Quick Hit: Classic comedy is present in every scene.
Comedy comes in many forms and is different for many people. For some, a dry, understated humor is best (think Woody Allen film). Others require off the wall humor that is in your face (like The Hangover). Some need something a bit more slap stick (Blades of Glory). But I think sometimes a comedy comes along that perfectly encapsulates the comedy of particular generations. When people stumble across a movie like Animal House, it changes the way they view comedy.
Take for instance, the plot. It’s something that is simple and has been repeated ad nauseum. A crazy fraternity on campus that is spurned by the dean and is attempted to get kicked off. It’s something that you see even in recent years (is Old School still considered recent?). But here it feels… fresh – because it was. Along with that, it has an energy that those films often lack. The characters are original, even if now they have become characters of themselves.

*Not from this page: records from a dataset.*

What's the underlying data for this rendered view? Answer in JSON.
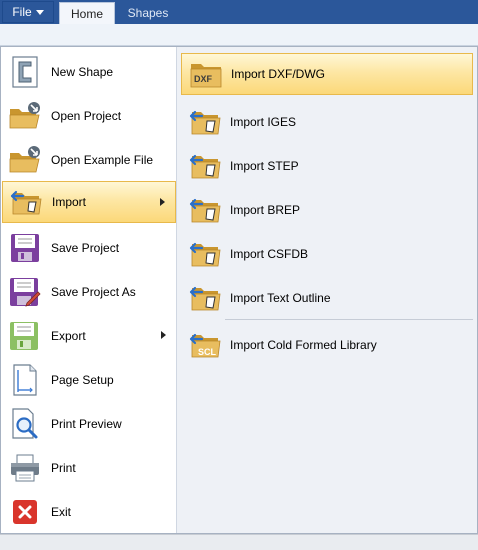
{
  "ribbon": {
    "file_label": "File",
    "tabs": [
      {
        "label": "Home",
        "active": true
      },
      {
        "label": "Shapes",
        "active": false
      }
    ]
  },
  "left_menu": {
    "items": [
      {
        "label": "New Shape",
        "icon": "new-shape-icon"
      },
      {
        "label": "Open Project",
        "icon": "open-folder-icon"
      },
      {
        "label": "Open Example File",
        "icon": "open-example-icon"
      },
      {
        "label": "Import",
        "icon": "import-icon",
        "submenu": true,
        "highlighted": true
      },
      {
        "label": "Save Project",
        "icon": "save-disk-icon"
      },
      {
        "label": "Save Project As",
        "icon": "save-as-icon"
      },
      {
        "label": "Export",
        "icon": "export-icon",
        "submenu": true
      },
      {
        "label": "Page Setup",
        "icon": "page-setup-icon"
      },
      {
        "label": "Print Preview",
        "icon": "print-preview-icon"
      },
      {
        "label": "Print",
        "icon": "printer-icon"
      },
      {
        "label": "Exit",
        "icon": "exit-icon"
      }
    ]
  },
  "import_submenu": {
    "items": [
      {
        "label": "Import DXF/DWG",
        "icon": "dxf-folder-icon",
        "badge": "DXF",
        "highlighted": true
      },
      {
        "label": "Import IGES",
        "icon": "import-folder-icon"
      },
      {
        "label": "Import STEP",
        "icon": "import-folder-icon"
      },
      {
        "label": "Import BREP",
        "icon": "import-folder-icon"
      },
      {
        "label": "Import CSFDB",
        "icon": "import-folder-icon"
      },
      {
        "label": "Import Text Outline",
        "icon": "import-folder-icon"
      },
      {
        "label": "Import Cold Formed Library",
        "icon": "scl-folder-icon",
        "badge": "SCL"
      }
    ]
  },
  "colors": {
    "ribbon_blue": "#2b579a",
    "highlight_top": "#fff7d6",
    "highlight_bottom": "#fbd879",
    "highlight_border": "#e8b94b",
    "folder": "#e2b654",
    "exit_red": "#d9352c"
  }
}
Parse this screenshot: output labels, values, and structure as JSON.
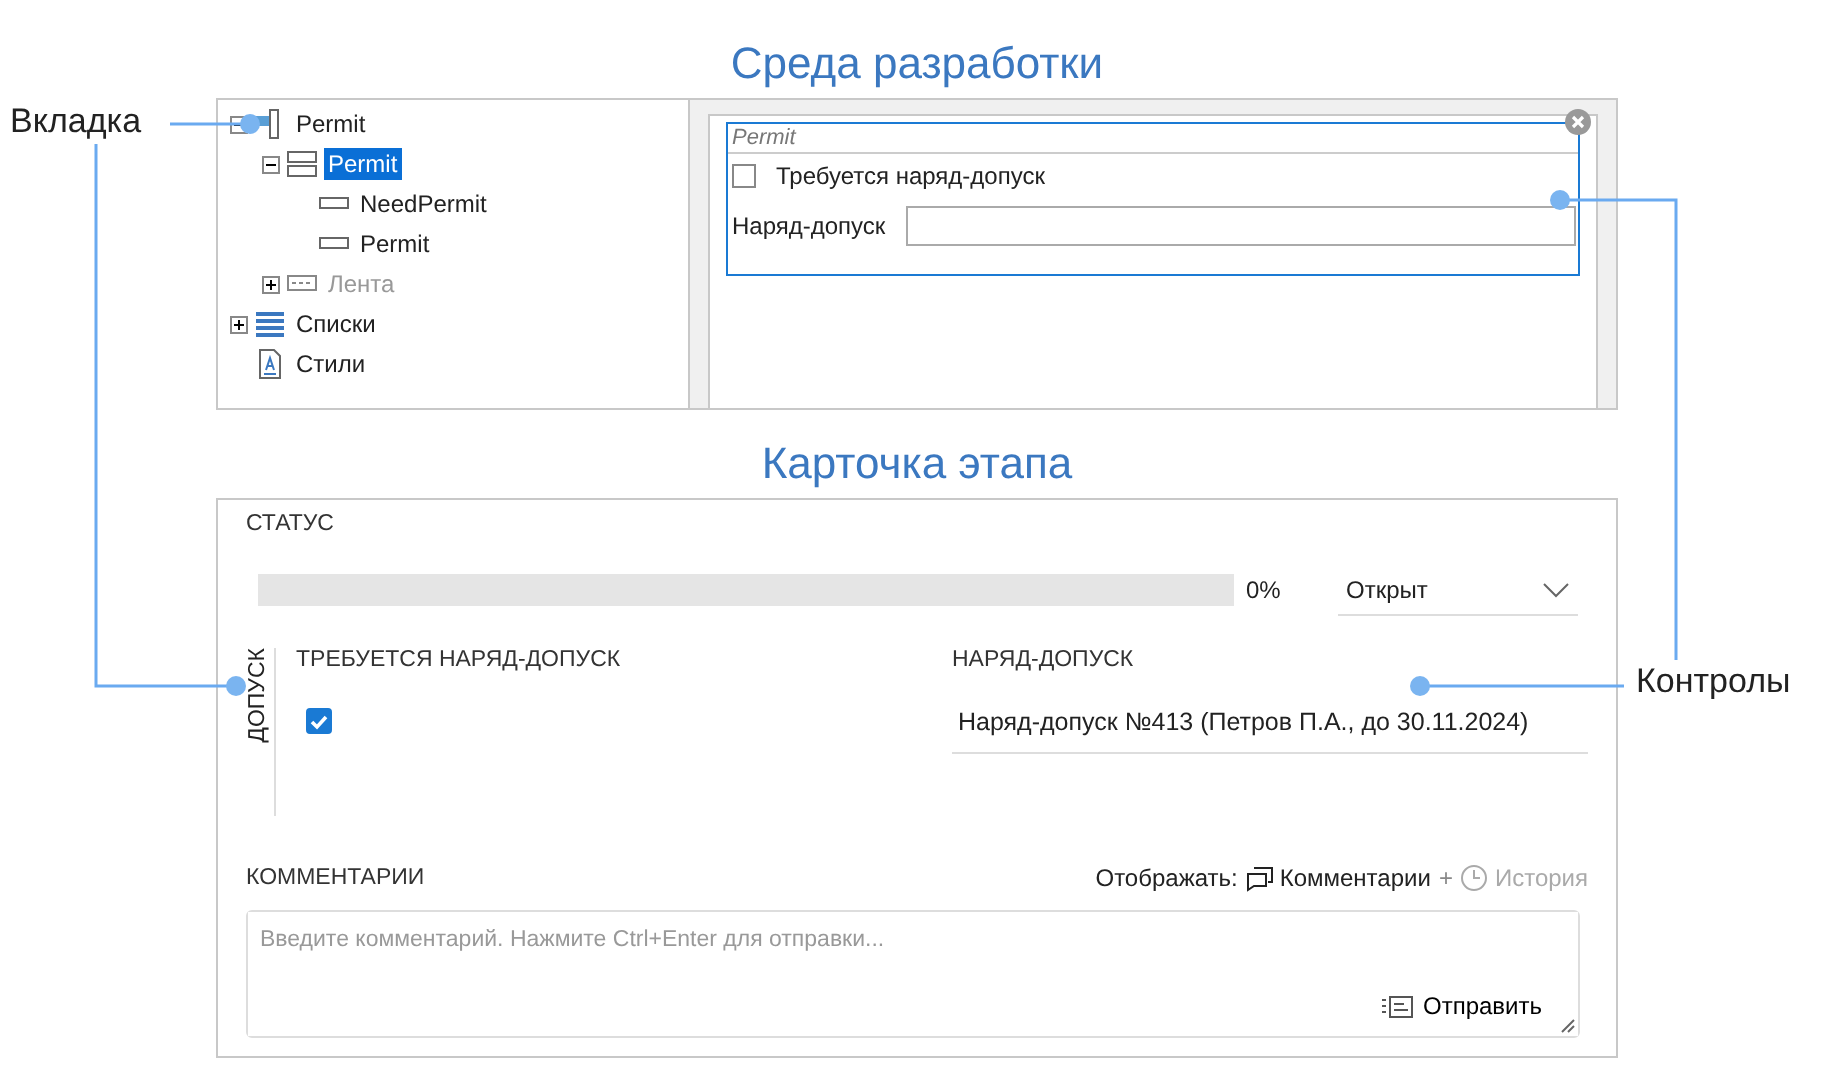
{
  "dev_title": "Среда разработки",
  "tree": [
    {
      "label": "Permit",
      "kind": "field",
      "expanded": true,
      "selected": false,
      "disabled": false,
      "children": [
        {
          "label": "Permit",
          "kind": "group",
          "expanded": true,
          "selected": true,
          "disabled": false,
          "children": [
            {
              "label": "NeedPermit",
              "kind": "input",
              "selected": false,
              "disabled": false
            },
            {
              "label": "Permit",
              "kind": "input",
              "selected": false,
              "disabled": false
            }
          ]
        },
        {
          "label": "Лента",
          "kind": "ribbon",
          "expanded": false,
          "selected": false,
          "disabled": true
        }
      ]
    },
    {
      "label": "Списки",
      "kind": "list",
      "expanded": false,
      "selected": false,
      "disabled": false
    },
    {
      "label": "Стили",
      "kind": "style",
      "selected": false,
      "disabled": false
    }
  ],
  "designer": {
    "caption": "Permit",
    "checkbox": {
      "label": "Требуется наряд-допуск",
      "checked": false
    },
    "field": {
      "label": "Наряд-допуск"
    }
  },
  "card_title": "Карточка этапа",
  "card": {
    "status_label": "СТАТУС",
    "progress": {
      "level": 0,
      "reading": "0%"
    },
    "status_value": "Открыт",
    "group_label": "ДОПУСК",
    "need_permit": {
      "label": "ТРЕБУЕТСЯ НАРЯД-ДОПУСК",
      "checked": true
    },
    "permit": {
      "label": "НАРЯД-ДОПУСК",
      "value": "Наряд-допуск №413 (Петров П.А., до 30.11.2024)"
    },
    "comments_label": "КОММЕНТАРИИ",
    "show_label": "Отображать:",
    "separator": "+",
    "toggles": [
      {
        "label": "Комментарии",
        "kind": "chat",
        "selected": true
      },
      {
        "label": "История",
        "kind": "clock",
        "selected": false
      }
    ],
    "comment_placeholder": "Введите комментарий. Нажмите Ctrl+Enter для отправки...",
    "send": "Отправить"
  },
  "callouts": [
    {
      "label": "Вкладка"
    },
    {
      "label": "Контролы"
    }
  ]
}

Another part of this was just how real everything feels here. You know some of these guys. You know the uptight guys and the strict dean, and you know the losers that just want to be accepted by someone. The town itself feels real and lived it - a credit to those that put the sets together. It is really a remarkable event that despite how over the top everything becomes by the end - you believe that this could be a real town.

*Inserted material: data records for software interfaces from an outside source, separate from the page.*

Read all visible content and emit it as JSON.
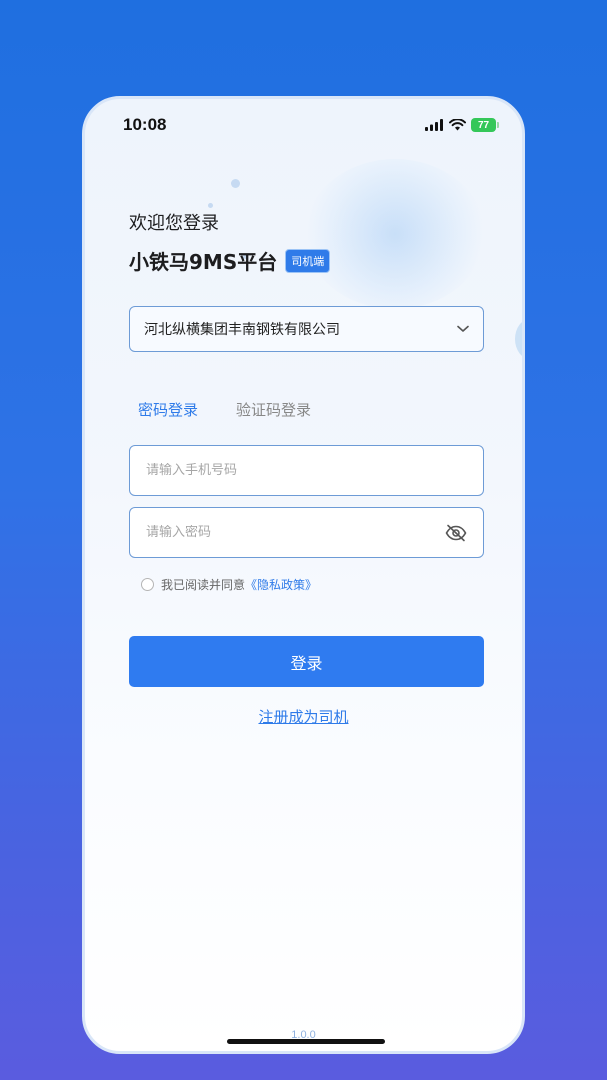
{
  "status_bar": {
    "time": "10:08",
    "battery": "77"
  },
  "header": {
    "welcome": "欢迎您登录",
    "app_title": "小铁马9MS平台",
    "role_tag": "司机端"
  },
  "company_select": {
    "value": "河北纵横集团丰南钢铁有限公司"
  },
  "tabs": [
    {
      "label": "密码登录",
      "active": true
    },
    {
      "label": "验证码登录",
      "active": false
    }
  ],
  "form": {
    "phone_placeholder": "请输入手机号码",
    "password_placeholder": "请输入密码",
    "agree_prefix": "我已阅读并同意",
    "policy_link": "《隐私政策》"
  },
  "buttons": {
    "login": "登录",
    "register": "注册成为司机"
  },
  "footer": {
    "version": "1.0.0"
  },
  "colors": {
    "accent": "#2f7be9",
    "background_top": "#1f6fe0",
    "background_bottom": "#5a5cdf"
  }
}
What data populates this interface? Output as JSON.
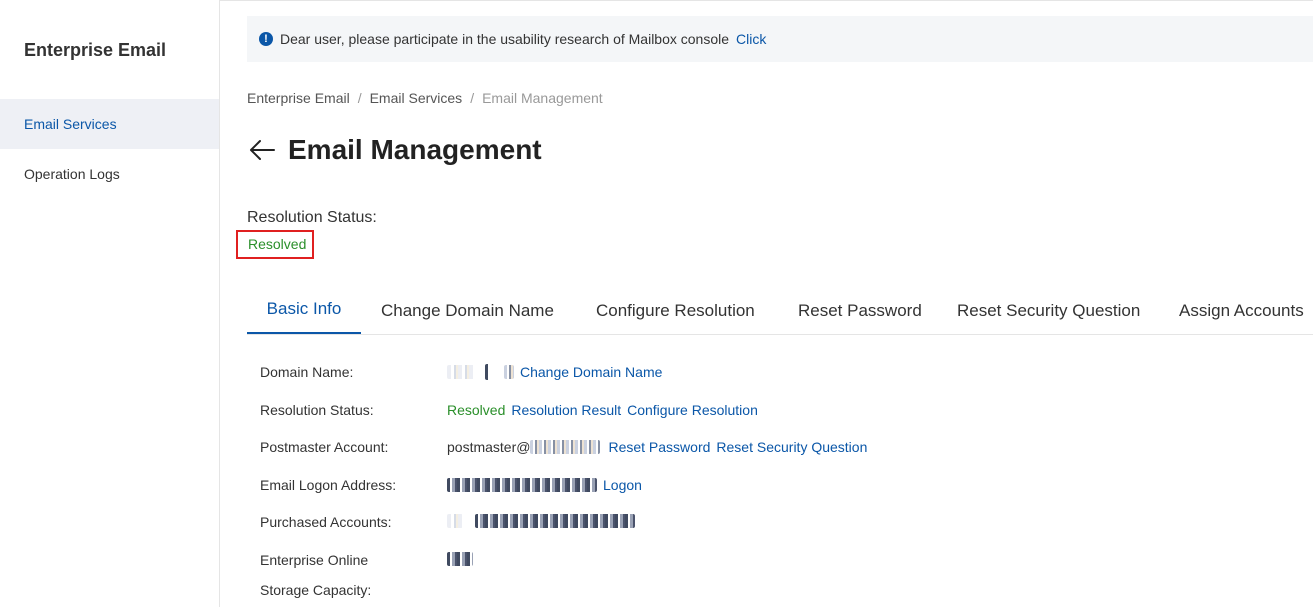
{
  "sidebar": {
    "title": "Enterprise Email",
    "items": [
      {
        "label": "Email Services",
        "active": true
      },
      {
        "label": "Operation Logs",
        "active": false
      }
    ]
  },
  "notice": {
    "icon": "info-icon",
    "text": "Dear user, please participate in the usability research of Mailbox console",
    "link": "Click"
  },
  "breadcrumb": [
    "Enterprise Email",
    "Email Services",
    "Email Management"
  ],
  "breadcrumb_separator": "/",
  "page_title": "Email Management",
  "resolution": {
    "label": "Resolution Status:",
    "value": "Resolved"
  },
  "tabs": [
    {
      "label": "Basic Info",
      "active": true
    },
    {
      "label": "Change Domain Name",
      "active": false
    },
    {
      "label": "Configure Resolution",
      "active": false
    },
    {
      "label": "Reset Password",
      "active": false
    },
    {
      "label": "Reset Security Question",
      "active": false
    },
    {
      "label": "Assign Accounts",
      "active": false
    }
  ],
  "info": {
    "domain_name": {
      "label": "Domain Name:",
      "link": "Change Domain Name"
    },
    "resolution_status": {
      "label": "Resolution Status:",
      "value": "Resolved",
      "links": [
        "Resolution Result",
        "Configure Resolution"
      ]
    },
    "postmaster_account": {
      "label": "Postmaster Account:",
      "value_prefix": "postmaster@",
      "links": [
        "Reset Password",
        "Reset Security Question"
      ]
    },
    "email_logon_address": {
      "label": "Email Logon Address:",
      "link": "Logon"
    },
    "purchased_accounts": {
      "label": "Purchased Accounts:"
    },
    "enterprise_online": {
      "label_line1": "Enterprise Online",
      "label_line2": "Storage Capacity:"
    }
  },
  "colors": {
    "accent": "#ff6a00",
    "link": "#0b57a8",
    "success": "#2a8f2a",
    "highlight_box": "#e02020"
  }
}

Much of this comes from Landis’s writing and direction. It would have been easy to fly off the handles with this movie, but there are moments that are full of control in regards to the humor. For every time Blutarsky goes off the rails, there is another moment where he is simply staring at the camera and raising his eyebrows. In fact, the man has very few lines at all. This recognition of what could truly be funny was one of Landis’s strengths. Sometimes, it doesn’t require anything more than energy.
And man, does this cast have that. From the amazing feats of Flounder catching all the items in the grocery store one after the other, to Blutarsky smashing can after can on his head, it’s full of the pep and energy that you would expect. The final scene is obviously the most energetic in the movie, and it’s easy to see that the whole movie has built to this moment. Here, there was no CGI – this is just raw, pure chaos, with practical stunts. And the carnage and energy shows – all down to the parody of Errol Flynn and his ripped sail – looking at you Blu.
Belushi is a monster onscreen. When he’s not the main focus, you can almost feel the camera wanting to come back to him. His best scene is the one that most would point to – not his rousing speech, but his quiet, introspective observation of the girls having a pillow fight. Nothing in this film is funnier than that. Well, except for maybe the scene on the stairs with the guitar. And the scenes where he starts the Toga party. And the one from above. And the one with the horse. Ok, so maybe all the Belushi scenes are perfect.
Overall has the movie aged? Absolutely. There are racial jokes and sexual orientation slurs. There are jokes that are a bit off taste, and some that go over the line. But what Animal House can teach you goes far beyond where the lines lie. It shows you that comedy that shows restraint can be some of the funniest around, and that when the shackles come off, chaos is funny too.
I’m giving Animal House an “A”.
For more on this, check out IMDB.
"All work and no play makes Jack a dull boy"